Task objective –
Line count for the string "title": give the number of lines in the data below that contain it, and nothing more.

────────────────────────────────────────

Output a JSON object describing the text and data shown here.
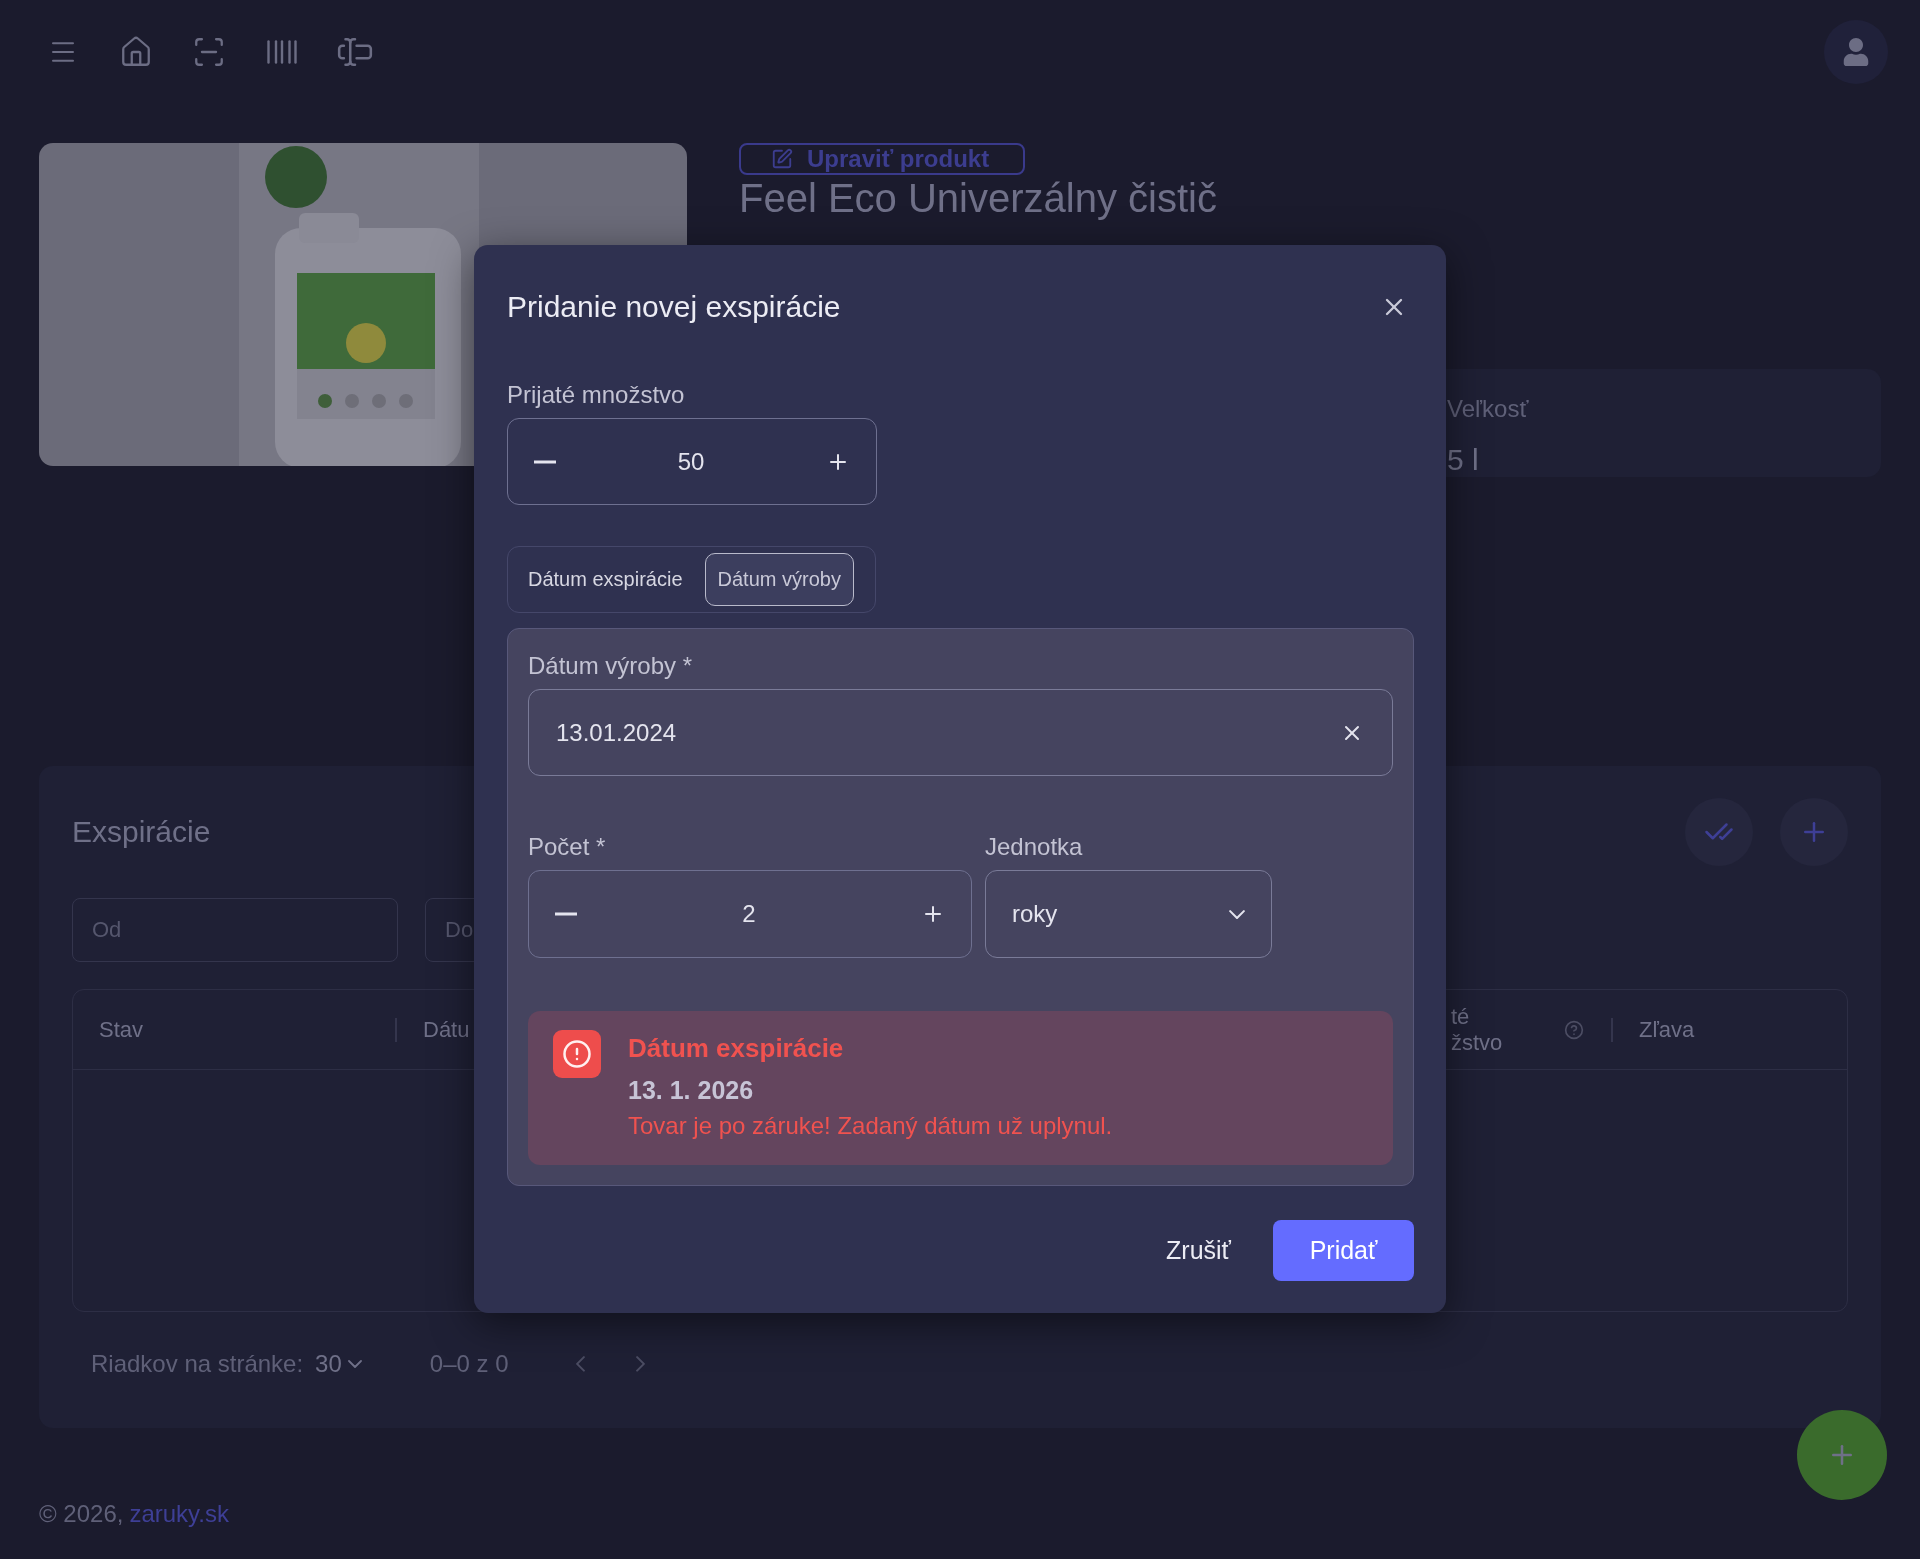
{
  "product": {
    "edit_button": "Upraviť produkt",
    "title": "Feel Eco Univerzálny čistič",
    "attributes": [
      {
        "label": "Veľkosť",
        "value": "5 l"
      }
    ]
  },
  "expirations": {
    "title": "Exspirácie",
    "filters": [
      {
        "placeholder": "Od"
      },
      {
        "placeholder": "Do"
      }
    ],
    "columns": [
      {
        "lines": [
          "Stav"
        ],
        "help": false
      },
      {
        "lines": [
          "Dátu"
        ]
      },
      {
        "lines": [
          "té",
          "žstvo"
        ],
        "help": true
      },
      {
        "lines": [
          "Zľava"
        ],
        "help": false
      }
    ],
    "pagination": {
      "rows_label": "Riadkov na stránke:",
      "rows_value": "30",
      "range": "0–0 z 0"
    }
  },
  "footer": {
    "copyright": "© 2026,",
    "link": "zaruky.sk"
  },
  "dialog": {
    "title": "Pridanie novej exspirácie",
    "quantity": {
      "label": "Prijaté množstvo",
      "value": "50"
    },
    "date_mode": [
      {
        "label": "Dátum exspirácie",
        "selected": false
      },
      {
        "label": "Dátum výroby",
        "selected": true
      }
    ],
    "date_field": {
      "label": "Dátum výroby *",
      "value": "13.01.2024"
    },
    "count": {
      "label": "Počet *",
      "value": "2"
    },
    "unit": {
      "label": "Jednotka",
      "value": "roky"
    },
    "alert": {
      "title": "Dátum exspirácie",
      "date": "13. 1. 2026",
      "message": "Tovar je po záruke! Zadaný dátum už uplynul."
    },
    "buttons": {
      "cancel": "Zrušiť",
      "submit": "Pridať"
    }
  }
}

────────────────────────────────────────

Result –
4